### Records to use
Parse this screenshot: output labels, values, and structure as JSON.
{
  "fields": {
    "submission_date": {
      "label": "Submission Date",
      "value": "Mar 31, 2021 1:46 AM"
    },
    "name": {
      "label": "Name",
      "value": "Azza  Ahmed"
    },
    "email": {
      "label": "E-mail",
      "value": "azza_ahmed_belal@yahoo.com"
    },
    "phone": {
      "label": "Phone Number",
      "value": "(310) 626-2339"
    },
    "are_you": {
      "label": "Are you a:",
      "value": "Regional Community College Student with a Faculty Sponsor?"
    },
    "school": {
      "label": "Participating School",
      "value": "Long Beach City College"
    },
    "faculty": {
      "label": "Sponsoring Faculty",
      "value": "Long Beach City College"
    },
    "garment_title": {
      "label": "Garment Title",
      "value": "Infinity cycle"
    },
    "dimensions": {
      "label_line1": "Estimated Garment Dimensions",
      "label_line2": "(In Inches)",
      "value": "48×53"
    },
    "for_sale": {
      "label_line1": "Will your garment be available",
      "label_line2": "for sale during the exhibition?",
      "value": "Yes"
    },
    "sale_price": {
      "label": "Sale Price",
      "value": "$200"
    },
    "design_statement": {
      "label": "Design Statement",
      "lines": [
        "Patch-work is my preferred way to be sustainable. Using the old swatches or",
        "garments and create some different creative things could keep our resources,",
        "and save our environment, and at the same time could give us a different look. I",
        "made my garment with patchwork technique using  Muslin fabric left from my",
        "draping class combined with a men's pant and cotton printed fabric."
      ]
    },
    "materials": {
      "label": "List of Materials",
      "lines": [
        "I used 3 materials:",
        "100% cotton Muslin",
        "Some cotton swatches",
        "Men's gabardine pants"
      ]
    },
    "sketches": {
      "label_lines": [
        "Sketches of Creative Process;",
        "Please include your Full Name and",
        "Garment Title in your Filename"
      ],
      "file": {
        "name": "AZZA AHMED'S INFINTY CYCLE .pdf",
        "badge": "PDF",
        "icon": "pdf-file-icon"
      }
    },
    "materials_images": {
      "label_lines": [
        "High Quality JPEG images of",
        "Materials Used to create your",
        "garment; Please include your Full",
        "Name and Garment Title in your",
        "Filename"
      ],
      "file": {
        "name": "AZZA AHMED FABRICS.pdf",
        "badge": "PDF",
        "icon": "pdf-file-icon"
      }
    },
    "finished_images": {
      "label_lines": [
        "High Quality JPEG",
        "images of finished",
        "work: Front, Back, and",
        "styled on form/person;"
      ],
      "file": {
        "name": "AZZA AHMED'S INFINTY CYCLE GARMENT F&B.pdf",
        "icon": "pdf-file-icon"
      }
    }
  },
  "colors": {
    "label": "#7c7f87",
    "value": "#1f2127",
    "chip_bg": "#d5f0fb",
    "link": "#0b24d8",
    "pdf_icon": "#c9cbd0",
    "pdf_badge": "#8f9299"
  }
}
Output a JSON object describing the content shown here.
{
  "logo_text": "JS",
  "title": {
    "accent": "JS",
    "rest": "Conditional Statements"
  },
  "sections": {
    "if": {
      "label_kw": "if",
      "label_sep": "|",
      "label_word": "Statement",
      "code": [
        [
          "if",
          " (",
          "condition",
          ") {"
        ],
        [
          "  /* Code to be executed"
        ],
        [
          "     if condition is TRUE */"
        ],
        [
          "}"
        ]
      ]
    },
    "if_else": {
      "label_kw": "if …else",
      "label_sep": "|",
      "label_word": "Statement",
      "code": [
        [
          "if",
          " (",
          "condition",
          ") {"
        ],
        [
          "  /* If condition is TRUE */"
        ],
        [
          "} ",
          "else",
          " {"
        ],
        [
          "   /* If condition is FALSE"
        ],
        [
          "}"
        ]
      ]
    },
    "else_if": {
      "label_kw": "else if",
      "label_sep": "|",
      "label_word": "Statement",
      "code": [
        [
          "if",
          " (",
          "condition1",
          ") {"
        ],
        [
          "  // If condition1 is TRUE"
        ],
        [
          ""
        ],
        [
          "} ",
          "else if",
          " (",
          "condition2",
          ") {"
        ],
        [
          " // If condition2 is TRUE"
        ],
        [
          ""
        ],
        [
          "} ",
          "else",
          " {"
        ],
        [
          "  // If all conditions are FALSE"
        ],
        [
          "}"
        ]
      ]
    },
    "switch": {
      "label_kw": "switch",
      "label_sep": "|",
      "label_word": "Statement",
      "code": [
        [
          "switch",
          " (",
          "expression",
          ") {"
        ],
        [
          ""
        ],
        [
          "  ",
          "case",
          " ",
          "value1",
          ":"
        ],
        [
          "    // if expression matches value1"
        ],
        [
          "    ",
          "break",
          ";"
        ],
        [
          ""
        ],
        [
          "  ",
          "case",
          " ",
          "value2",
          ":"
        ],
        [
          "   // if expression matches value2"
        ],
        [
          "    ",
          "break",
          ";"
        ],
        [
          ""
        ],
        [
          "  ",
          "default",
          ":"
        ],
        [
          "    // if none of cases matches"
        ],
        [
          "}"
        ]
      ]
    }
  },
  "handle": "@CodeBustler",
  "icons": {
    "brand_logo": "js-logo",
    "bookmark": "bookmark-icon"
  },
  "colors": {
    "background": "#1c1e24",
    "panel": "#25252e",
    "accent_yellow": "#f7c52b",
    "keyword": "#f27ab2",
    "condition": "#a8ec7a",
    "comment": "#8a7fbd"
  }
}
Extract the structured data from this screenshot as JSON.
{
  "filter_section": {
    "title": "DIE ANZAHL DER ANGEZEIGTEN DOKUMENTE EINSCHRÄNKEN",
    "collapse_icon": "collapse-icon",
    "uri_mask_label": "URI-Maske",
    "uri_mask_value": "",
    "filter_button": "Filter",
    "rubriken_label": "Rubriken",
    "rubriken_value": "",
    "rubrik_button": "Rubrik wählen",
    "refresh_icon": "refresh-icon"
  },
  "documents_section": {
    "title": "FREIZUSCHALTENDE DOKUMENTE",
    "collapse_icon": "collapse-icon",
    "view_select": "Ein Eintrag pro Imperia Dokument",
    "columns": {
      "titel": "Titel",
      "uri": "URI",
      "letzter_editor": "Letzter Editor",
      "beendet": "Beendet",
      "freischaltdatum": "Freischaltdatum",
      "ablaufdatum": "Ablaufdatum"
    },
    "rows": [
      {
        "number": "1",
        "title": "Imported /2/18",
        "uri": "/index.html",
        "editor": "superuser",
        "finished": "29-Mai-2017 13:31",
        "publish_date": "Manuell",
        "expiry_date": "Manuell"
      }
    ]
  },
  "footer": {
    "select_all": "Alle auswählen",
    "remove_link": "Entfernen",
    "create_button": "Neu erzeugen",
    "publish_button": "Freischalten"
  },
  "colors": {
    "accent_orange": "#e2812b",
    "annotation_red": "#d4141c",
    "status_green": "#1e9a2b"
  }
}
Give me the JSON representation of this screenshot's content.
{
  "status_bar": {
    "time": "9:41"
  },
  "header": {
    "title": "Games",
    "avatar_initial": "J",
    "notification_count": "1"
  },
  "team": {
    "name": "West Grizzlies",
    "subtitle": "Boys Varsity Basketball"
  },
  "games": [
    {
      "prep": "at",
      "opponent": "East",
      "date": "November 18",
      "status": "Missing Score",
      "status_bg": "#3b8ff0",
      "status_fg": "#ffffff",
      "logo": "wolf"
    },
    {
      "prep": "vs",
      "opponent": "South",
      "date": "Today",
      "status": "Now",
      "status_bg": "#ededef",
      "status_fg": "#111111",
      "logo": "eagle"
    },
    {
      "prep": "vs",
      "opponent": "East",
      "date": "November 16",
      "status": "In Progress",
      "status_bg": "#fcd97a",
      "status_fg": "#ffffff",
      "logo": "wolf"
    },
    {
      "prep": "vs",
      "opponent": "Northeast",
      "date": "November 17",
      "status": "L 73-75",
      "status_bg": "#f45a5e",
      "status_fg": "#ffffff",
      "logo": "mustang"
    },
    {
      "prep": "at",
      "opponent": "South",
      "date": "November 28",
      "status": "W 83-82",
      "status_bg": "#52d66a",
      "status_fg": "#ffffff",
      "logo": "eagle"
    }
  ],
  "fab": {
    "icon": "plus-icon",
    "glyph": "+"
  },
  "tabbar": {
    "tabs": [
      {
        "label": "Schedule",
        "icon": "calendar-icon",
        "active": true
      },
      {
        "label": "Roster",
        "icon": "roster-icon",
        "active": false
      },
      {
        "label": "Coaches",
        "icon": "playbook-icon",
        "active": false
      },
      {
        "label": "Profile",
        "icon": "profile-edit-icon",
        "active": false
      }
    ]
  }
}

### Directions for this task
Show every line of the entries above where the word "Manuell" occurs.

### Solution
        "publish_date": "Manuell",
        "expiry_date": "Manuell"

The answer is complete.